──────── Records supplied ────────
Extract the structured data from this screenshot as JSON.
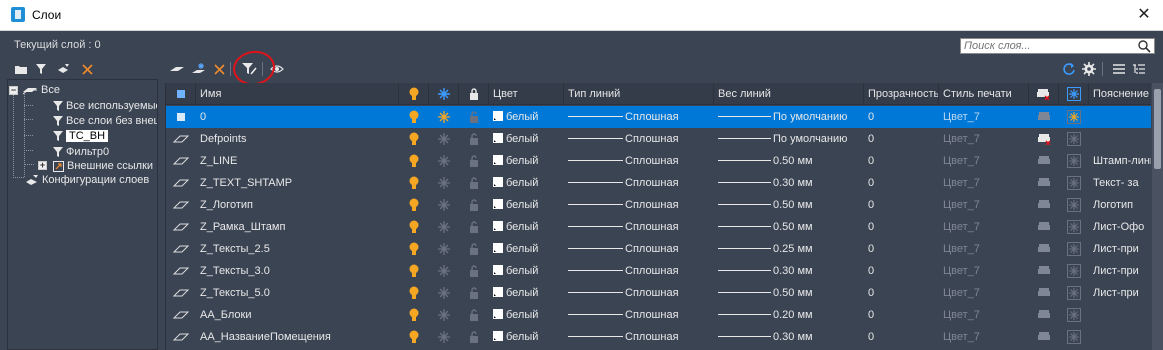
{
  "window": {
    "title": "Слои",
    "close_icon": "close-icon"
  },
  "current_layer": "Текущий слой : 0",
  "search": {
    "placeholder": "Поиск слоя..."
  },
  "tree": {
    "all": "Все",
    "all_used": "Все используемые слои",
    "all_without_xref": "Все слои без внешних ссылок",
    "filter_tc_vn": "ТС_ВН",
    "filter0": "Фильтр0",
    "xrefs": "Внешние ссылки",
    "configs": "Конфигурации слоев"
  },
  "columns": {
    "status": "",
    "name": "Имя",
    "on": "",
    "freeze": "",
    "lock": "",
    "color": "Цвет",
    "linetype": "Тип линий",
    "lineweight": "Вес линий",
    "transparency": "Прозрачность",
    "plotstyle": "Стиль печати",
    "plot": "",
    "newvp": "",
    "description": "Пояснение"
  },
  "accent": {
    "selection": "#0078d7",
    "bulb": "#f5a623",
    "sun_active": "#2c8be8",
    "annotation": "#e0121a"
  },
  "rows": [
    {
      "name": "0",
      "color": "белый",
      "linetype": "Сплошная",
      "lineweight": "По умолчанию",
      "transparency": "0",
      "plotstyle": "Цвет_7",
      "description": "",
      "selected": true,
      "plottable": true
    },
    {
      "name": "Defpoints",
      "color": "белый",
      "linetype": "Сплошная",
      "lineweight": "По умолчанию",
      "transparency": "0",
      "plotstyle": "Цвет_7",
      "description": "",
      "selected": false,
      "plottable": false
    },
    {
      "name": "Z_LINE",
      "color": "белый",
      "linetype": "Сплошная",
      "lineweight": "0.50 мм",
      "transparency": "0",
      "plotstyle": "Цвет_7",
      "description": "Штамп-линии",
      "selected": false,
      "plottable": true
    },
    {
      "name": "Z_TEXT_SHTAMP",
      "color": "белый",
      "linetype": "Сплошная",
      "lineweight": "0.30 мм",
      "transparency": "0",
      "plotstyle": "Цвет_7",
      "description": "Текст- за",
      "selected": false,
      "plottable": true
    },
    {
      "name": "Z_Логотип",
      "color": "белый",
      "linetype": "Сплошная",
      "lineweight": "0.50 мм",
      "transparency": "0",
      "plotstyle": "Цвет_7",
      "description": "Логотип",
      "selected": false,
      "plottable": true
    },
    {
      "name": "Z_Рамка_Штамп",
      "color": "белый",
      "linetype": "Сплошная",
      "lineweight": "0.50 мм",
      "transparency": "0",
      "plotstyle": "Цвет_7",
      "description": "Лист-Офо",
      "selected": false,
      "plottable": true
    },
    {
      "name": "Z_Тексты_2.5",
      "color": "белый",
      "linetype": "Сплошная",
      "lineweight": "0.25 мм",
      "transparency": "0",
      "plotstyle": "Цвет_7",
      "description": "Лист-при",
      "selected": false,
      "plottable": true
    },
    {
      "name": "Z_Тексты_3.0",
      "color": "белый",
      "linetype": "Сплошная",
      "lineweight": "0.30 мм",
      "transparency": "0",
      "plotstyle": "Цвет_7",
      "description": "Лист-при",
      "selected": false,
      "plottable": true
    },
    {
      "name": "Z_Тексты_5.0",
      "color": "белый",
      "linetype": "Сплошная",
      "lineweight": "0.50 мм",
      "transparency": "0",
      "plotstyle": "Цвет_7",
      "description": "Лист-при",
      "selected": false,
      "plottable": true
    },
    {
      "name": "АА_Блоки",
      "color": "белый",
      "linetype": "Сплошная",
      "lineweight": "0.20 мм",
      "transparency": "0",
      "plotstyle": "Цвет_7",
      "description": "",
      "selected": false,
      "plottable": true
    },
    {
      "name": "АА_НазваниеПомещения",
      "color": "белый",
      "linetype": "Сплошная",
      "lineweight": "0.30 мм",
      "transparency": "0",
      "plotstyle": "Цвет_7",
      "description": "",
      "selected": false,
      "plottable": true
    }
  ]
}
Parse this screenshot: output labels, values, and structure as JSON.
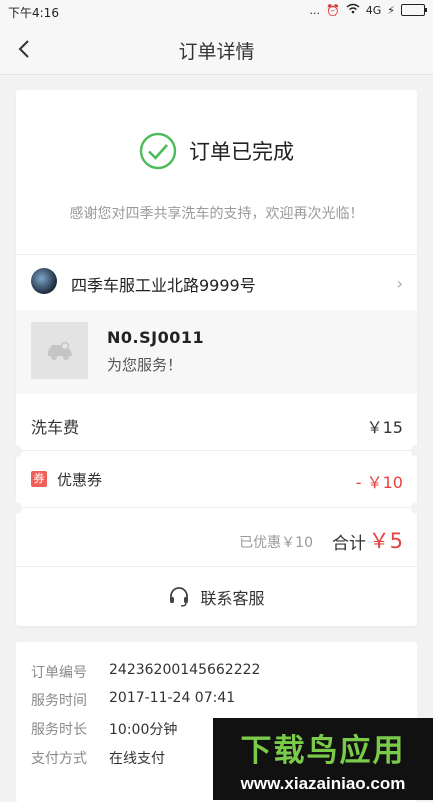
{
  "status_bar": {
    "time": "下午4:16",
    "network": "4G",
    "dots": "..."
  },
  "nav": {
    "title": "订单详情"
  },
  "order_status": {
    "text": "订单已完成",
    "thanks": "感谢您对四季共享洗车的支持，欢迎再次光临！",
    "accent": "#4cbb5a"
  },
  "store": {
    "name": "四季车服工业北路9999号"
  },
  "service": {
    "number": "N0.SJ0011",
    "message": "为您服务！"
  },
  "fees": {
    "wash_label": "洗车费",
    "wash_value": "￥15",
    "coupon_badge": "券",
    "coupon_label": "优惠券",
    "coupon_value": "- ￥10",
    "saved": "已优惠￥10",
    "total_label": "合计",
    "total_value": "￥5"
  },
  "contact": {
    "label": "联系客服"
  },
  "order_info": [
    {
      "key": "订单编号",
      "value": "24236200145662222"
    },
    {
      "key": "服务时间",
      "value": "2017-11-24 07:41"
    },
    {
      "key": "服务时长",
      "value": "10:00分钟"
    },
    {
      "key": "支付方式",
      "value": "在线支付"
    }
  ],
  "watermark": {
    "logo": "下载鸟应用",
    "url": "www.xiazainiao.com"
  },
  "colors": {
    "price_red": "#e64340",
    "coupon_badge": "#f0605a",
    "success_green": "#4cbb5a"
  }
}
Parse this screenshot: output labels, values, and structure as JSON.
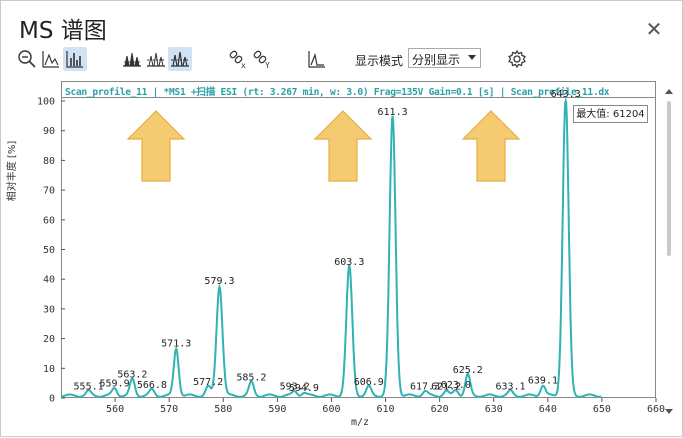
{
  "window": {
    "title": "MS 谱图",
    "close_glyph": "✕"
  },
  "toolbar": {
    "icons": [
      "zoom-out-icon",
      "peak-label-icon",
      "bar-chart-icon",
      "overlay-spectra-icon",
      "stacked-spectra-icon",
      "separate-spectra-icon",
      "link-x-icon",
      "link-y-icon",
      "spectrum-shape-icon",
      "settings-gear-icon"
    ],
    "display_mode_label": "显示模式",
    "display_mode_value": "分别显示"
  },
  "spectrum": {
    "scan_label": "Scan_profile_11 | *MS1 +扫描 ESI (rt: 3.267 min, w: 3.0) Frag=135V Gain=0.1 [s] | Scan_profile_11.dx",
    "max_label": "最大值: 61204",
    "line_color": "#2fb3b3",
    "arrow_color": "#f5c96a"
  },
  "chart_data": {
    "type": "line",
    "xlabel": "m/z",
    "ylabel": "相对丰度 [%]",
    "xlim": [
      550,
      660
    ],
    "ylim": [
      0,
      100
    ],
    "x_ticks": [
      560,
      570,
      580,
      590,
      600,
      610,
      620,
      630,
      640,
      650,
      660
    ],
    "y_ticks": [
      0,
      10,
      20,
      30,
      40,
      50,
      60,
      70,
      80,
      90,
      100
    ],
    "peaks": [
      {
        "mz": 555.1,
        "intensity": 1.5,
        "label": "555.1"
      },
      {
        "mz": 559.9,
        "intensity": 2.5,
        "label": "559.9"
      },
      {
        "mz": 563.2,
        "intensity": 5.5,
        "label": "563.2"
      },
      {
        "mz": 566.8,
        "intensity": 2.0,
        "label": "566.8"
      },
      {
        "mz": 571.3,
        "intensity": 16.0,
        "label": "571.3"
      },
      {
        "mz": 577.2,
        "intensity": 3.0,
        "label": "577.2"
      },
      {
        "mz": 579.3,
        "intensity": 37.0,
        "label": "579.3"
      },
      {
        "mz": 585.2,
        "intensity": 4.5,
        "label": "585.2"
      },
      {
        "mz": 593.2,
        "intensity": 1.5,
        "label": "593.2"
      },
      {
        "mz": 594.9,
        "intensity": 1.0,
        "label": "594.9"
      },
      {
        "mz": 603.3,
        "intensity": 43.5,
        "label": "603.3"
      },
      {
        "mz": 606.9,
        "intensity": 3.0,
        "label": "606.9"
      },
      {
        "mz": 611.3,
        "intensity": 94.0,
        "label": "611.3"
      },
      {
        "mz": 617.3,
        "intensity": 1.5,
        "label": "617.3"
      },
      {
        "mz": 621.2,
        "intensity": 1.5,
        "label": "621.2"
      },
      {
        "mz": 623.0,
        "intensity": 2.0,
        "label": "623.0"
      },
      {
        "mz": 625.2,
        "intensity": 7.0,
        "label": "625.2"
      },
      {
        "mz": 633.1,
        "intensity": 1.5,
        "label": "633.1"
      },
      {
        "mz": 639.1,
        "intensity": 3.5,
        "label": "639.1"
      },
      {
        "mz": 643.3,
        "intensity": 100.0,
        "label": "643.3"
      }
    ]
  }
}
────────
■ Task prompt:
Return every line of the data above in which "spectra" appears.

■ Result:
      "overlay-spectra-icon",
      "stacked-spectra-icon",
      "separate-spectra-icon",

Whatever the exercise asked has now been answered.